### Work task
Find the lines below in which the string "arrow" occurs. Copy each one.

### Data listing
##########
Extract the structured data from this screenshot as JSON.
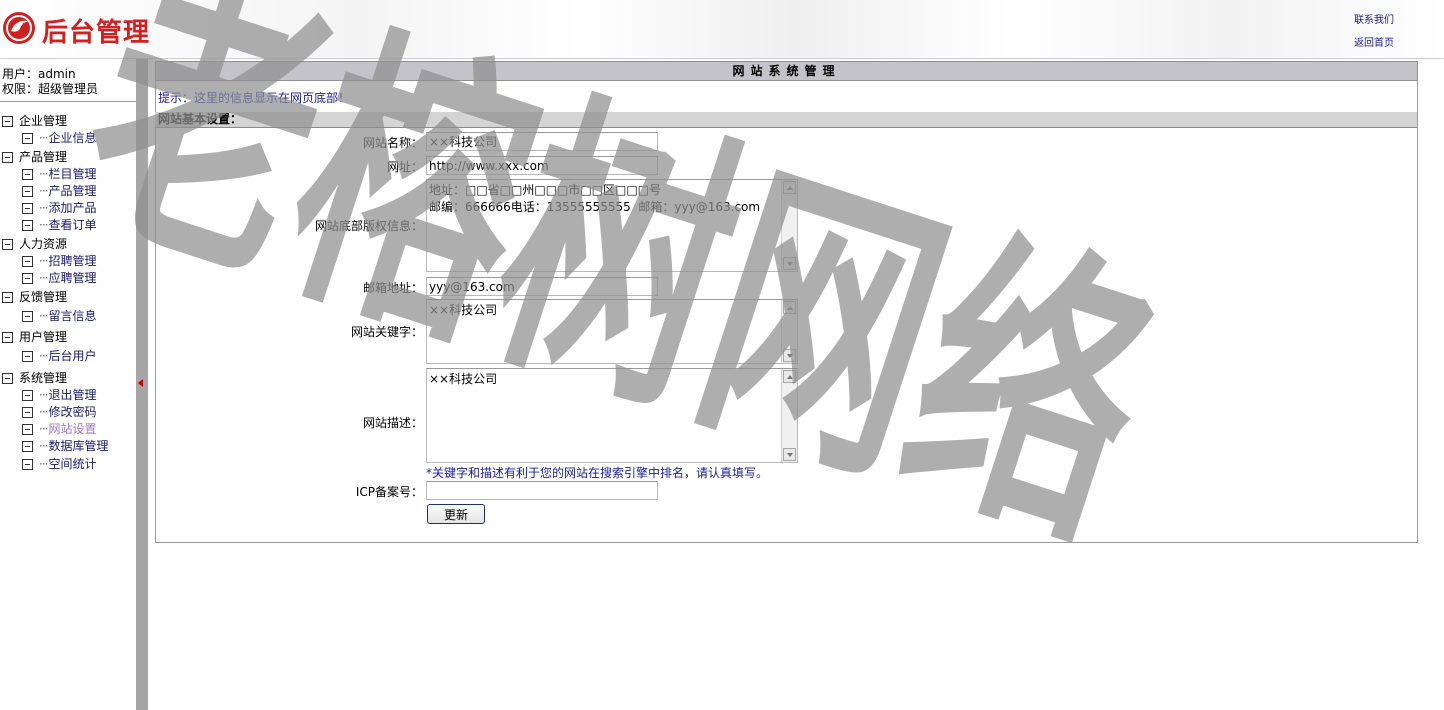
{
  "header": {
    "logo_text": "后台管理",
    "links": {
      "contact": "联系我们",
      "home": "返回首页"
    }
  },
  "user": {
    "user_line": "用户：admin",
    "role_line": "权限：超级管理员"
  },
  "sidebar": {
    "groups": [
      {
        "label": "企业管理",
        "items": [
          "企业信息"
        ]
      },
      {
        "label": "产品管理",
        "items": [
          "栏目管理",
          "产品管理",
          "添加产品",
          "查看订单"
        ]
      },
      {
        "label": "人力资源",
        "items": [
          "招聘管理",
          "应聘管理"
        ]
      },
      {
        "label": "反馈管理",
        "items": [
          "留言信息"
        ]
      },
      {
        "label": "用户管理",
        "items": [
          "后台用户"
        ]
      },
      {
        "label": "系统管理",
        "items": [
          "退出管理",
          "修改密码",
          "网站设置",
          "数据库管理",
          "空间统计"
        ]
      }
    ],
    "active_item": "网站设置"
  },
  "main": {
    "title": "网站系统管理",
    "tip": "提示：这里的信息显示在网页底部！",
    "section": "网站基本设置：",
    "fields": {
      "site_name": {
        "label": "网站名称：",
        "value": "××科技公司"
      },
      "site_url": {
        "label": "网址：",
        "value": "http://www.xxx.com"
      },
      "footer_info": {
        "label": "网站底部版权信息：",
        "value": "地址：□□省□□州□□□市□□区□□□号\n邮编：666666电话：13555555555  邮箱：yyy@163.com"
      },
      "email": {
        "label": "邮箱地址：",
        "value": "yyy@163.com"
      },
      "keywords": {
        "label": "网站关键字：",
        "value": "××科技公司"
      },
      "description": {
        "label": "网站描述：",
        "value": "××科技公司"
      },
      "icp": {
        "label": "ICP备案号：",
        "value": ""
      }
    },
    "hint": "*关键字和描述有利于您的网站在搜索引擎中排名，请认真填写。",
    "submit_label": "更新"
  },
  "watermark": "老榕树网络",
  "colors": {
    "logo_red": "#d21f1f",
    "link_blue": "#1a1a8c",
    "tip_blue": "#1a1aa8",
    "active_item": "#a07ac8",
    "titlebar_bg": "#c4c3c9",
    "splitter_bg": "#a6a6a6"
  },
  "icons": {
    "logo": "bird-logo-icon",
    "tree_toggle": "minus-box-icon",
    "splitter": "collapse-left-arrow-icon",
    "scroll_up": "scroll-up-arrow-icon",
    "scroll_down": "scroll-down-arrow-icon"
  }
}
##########
### Exercise result
    "splitter": "collapse-left-arrow-icon",
    "scroll_up": "scroll-up-arrow-icon",
    "scroll_down": "scroll-down-arrow-icon"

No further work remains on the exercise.